Barely out of his teens himself, he decided to give back professionally, eventually becoming director of the Junior NCSY division for middle school students in 2007.
“Growing up in a small town, Twin Rivers, you come to a Shabbaton… — it’s just an eye-opening experience,” he told NJJN. “That was an experience I really wanted to give back.”
NCSY in turn has recognized Horn, 25, for his achievements. On Jan. 30, at its 15th Annual Scholarship Reception, the organization inducted him into its Ben Zakkai Honor Society.
The society is an alumni “Hall of Fame” whose new members are nominated by, and voted on, by its current members based on the nominees’ service to NCSY and the Jewish community. The society’s main function is to raise funds for scholarships for high school NCSYers for summer programs in North America and Israel and for teens to continue their Jewish education after high school.
The newly married Horn, whose family became more observant as he was growing up, attended Shalom Torah Academy in East Windsor through eighth grade and Moshe Aaron Yeshiva High School in South River. He went on to study for two years at Israel’s Yeshivat Har Etzion before enrolling in Yeshiva University, where he earned an undergraduate degree in biology.
He is currently working toward his master’s degree in Jewish education and will — in addition to his other responsibilities — finish his requirements for smicha (rabbinical ordination) this year.

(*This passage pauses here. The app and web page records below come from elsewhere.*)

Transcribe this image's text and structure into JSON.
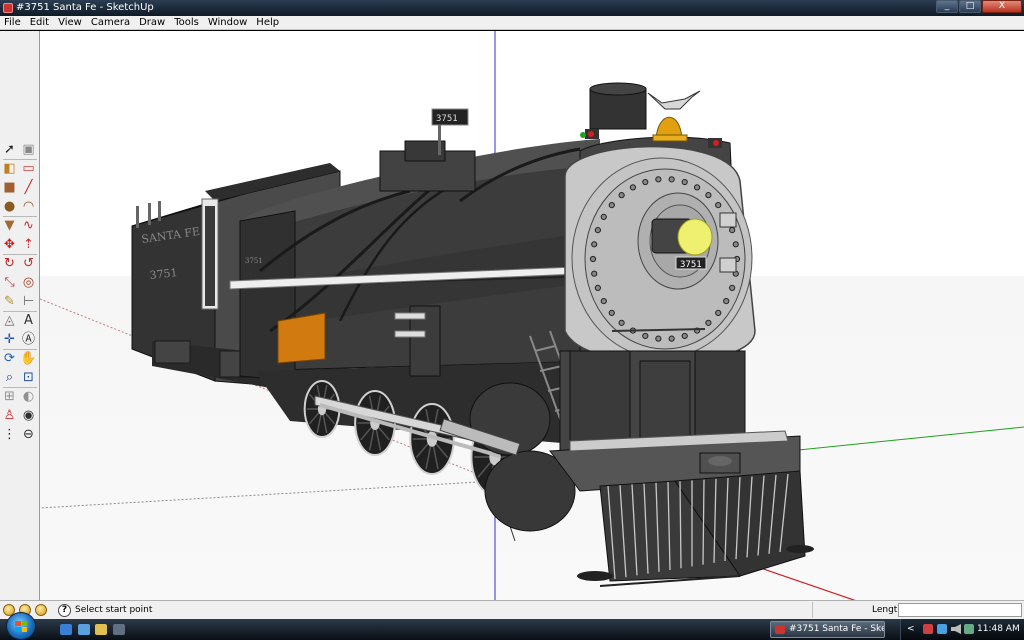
{
  "window": {
    "title": "#3751 Santa Fe - SketchUp",
    "controls": {
      "minimize": "_",
      "maximize": "□",
      "close": "X"
    }
  },
  "menu": [
    "File",
    "Edit",
    "View",
    "Camera",
    "Draw",
    "Tools",
    "Window",
    "Help"
  ],
  "tools": [
    {
      "name": "select-tool-icon"
    },
    {
      "name": "make-component-icon"
    },
    {
      "name": "paint-bucket-icon"
    },
    {
      "name": "eraser-icon"
    },
    {
      "name": "rectangle-tool-icon"
    },
    {
      "name": "line-tool-icon"
    },
    {
      "name": "circle-tool-icon"
    },
    {
      "name": "arc-tool-icon"
    },
    {
      "name": "polygon-tool-icon"
    },
    {
      "name": "freehand-tool-icon"
    },
    {
      "name": "move-tool-icon"
    },
    {
      "name": "push-pull-icon"
    },
    {
      "name": "rotate-tool-icon"
    },
    {
      "name": "follow-me-icon"
    },
    {
      "name": "scale-tool-icon"
    },
    {
      "name": "offset-tool-icon"
    },
    {
      "name": "tape-measure-icon"
    },
    {
      "name": "dimension-tool-icon"
    },
    {
      "name": "protractor-icon"
    },
    {
      "name": "text-tool-icon"
    },
    {
      "name": "axes-tool-icon"
    },
    {
      "name": "3d-text-icon"
    },
    {
      "name": "orbit-tool-icon"
    },
    {
      "name": "pan-tool-icon"
    },
    {
      "name": "zoom-tool-icon"
    },
    {
      "name": "zoom-window-icon"
    },
    {
      "name": "zoom-extents-icon"
    },
    {
      "name": "previous-view-icon"
    },
    {
      "name": "position-camera-icon"
    },
    {
      "name": "look-around-icon"
    },
    {
      "name": "walk-tool-icon"
    },
    {
      "name": "section-plane-icon"
    }
  ],
  "model": {
    "tender_lettering": "SANTA FE",
    "tender_number": "3751",
    "headlight_number": "3751",
    "number_board": "3751"
  },
  "status": {
    "prompt": "Select start point",
    "vcb_label": "Length",
    "vcb_value": ""
  },
  "taskbar": {
    "task_label": "#3751 Santa Fe - Ske...",
    "clock": "11:48 AM"
  },
  "colors": {
    "titlebar": "#1c2838",
    "locomotive_body": "#3a3a3a",
    "smokebox_front": "#c8c8c8",
    "bell": "#e0a010",
    "headlight": "#f0f070",
    "orange_panel": "#d07a10",
    "axis_red": "#d02020",
    "axis_green": "#20a020",
    "axis_blue": "#2020d0"
  }
}
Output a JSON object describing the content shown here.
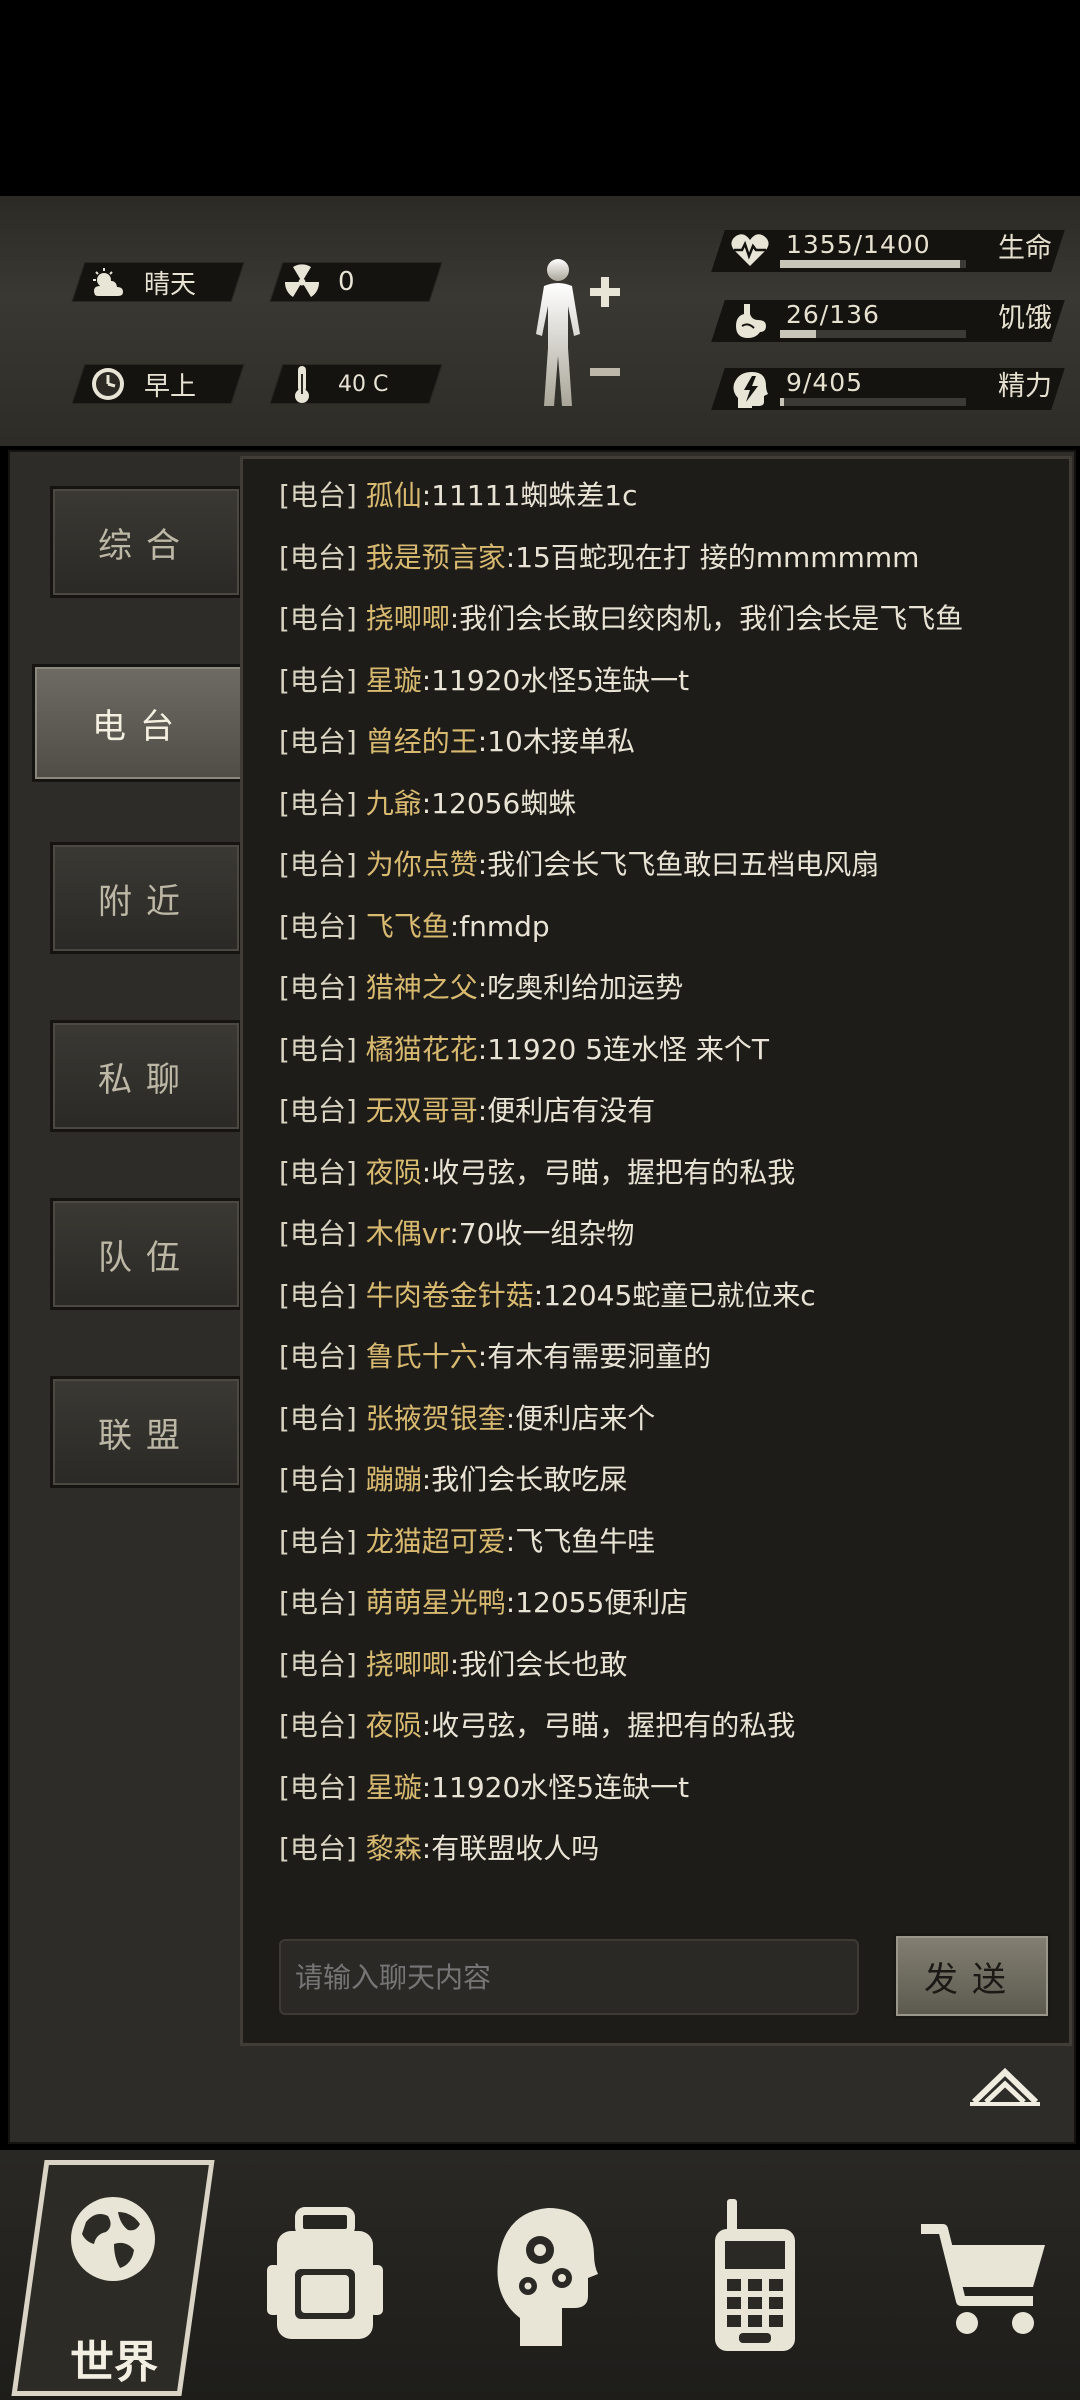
{
  "status": {
    "weather": "晴天",
    "radiation": "0",
    "time_of_day": "早上",
    "temperature": "40 C",
    "stats": [
      {
        "icon": "heartbeat-icon",
        "value": "1355/1400",
        "label": "生命",
        "fraction": 0.968
      },
      {
        "icon": "stomach-icon",
        "value": "26/136",
        "label": "饥饿",
        "fraction": 0.191
      },
      {
        "icon": "brain-energy-icon",
        "value": "9/405",
        "label": "精力",
        "fraction": 0.022
      }
    ]
  },
  "tabs": [
    {
      "label": "综合",
      "active": false
    },
    {
      "label": "电台",
      "active": true
    },
    {
      "label": "附近",
      "active": false
    },
    {
      "label": "私聊",
      "active": false
    },
    {
      "label": "队伍",
      "active": false
    },
    {
      "label": "联盟",
      "active": false
    }
  ],
  "chat": {
    "messages": [
      {
        "channel": "[电台]",
        "name": "孤仙",
        "text": ":11111蜘蛛差1c"
      },
      {
        "channel": "[电台]",
        "name": "我是预言家",
        "text": ":15百蛇现在打 接的mmmmmm"
      },
      {
        "channel": "[电台]",
        "name": "挠唧唧",
        "text": ":我们会长敢曰绞肉机，我们会长是飞飞鱼"
      },
      {
        "channel": "[电台]",
        "name": "星璇",
        "text": ":11920水怪5连缺一t"
      },
      {
        "channel": "[电台]",
        "name": "曾经的王",
        "text": ":10木接单私"
      },
      {
        "channel": "[电台]",
        "name": "九爺",
        "text": ":12056蜘蛛"
      },
      {
        "channel": "[电台]",
        "name": "为你点赞",
        "text": ":我们会长飞飞鱼敢曰五档电风扇"
      },
      {
        "channel": "[电台]",
        "name": "飞飞鱼",
        "text": ":fnmdp"
      },
      {
        "channel": "[电台]",
        "name": "猎神之父",
        "text": ":吃奥利给加运势"
      },
      {
        "channel": "[电台]",
        "name": "橘猫花花",
        "text": ":11920 5连水怪 来个T"
      },
      {
        "channel": "[电台]",
        "name": "无双哥哥",
        "text": ":便利店有没有"
      },
      {
        "channel": "[电台]",
        "name": "夜陨",
        "text": ":收弓弦，弓瞄，握把有的私我"
      },
      {
        "channel": "[电台]",
        "name": "木偶vr",
        "text": ":70收一组杂物"
      },
      {
        "channel": "[电台]",
        "name": "牛肉卷金针菇",
        "text": ":12045蛇童已就位来c"
      },
      {
        "channel": "[电台]",
        "name": "鲁氏十六",
        "text": ":有木有需要洞童的"
      },
      {
        "channel": "[电台]",
        "name": "张掖贺银奎",
        "text": ":便利店来个"
      },
      {
        "channel": "[电台]",
        "name": "蹦蹦",
        "text": ":我们会长敢吃屎"
      },
      {
        "channel": "[电台]",
        "name": "龙猫超可爱",
        "text": ":飞飞鱼牛哇"
      },
      {
        "channel": "[电台]",
        "name": "萌萌星光鸭",
        "text": ":12055便利店"
      },
      {
        "channel": "[电台]",
        "name": "挠唧唧",
        "text": ":我们会长也敢"
      },
      {
        "channel": "[电台]",
        "name": "夜陨",
        "text": ":收弓弦，弓瞄，握把有的私我"
      },
      {
        "channel": "[电台]",
        "name": "星璇",
        "text": ":11920水怪5连缺一t"
      },
      {
        "channel": "[电台]",
        "name": "黎森",
        "text": ":有联盟收人吗"
      }
    ],
    "input_placeholder": "请输入聊天内容",
    "send_label": "发送"
  },
  "nav": {
    "world_label": "世界",
    "items": [
      "backpack-icon",
      "head-gears-icon",
      "walkie-talkie-icon",
      "shopping-cart-icon"
    ]
  }
}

Horn became the regional vice president of NCSY’s New Jersey Region in 2003. As an undergraduate at YU, he became an adviser and administrator for NJ Junior NCSY, taking over as director three years ago. This past summer he directed one of the buses of The Jerusalem Journey, an NCSY summer program in Israel for public school students.
Later this month, he also will oversee a new event — the Feb. 25-27 interregional Shabbaton in Cherry Hill, with students from New Jersey, Philadelphia, Baltimore, and Virginia.
In an interview at a coffee shop close to NCSY’s Teaneck offices, Horn noted that many middle school yeshiva students may be observant but not necessarily inspired spiritually. NCSY “gives these kids an environment where they’re comfortable” asking questions and developing leadership skills. At that age, “they’re starting to think for themselves, but they’re not necessarily thought-out people.”
“We meet each kid where they are and bring them religious growth,” he said.
Horn’s supervisor, NCSY’s NJ Region director Rabbi Yaakov Glasser has known Horn since he was in elementary school.
“Aaron has extraordinary leadership abilities in any educational context in which he finds himself,” said Glasser. “He is a very inspirational young fellow.”
Glasser added that Horn is both a Torah scholar and someone who leads with creativity.
“He can really get up there and touch the souls of the kids who are distracted by the technology of the day and find within them that spark of focus that can help them develop the more spiritual aspect of themselves — and he is very effective at that,” said Glasser.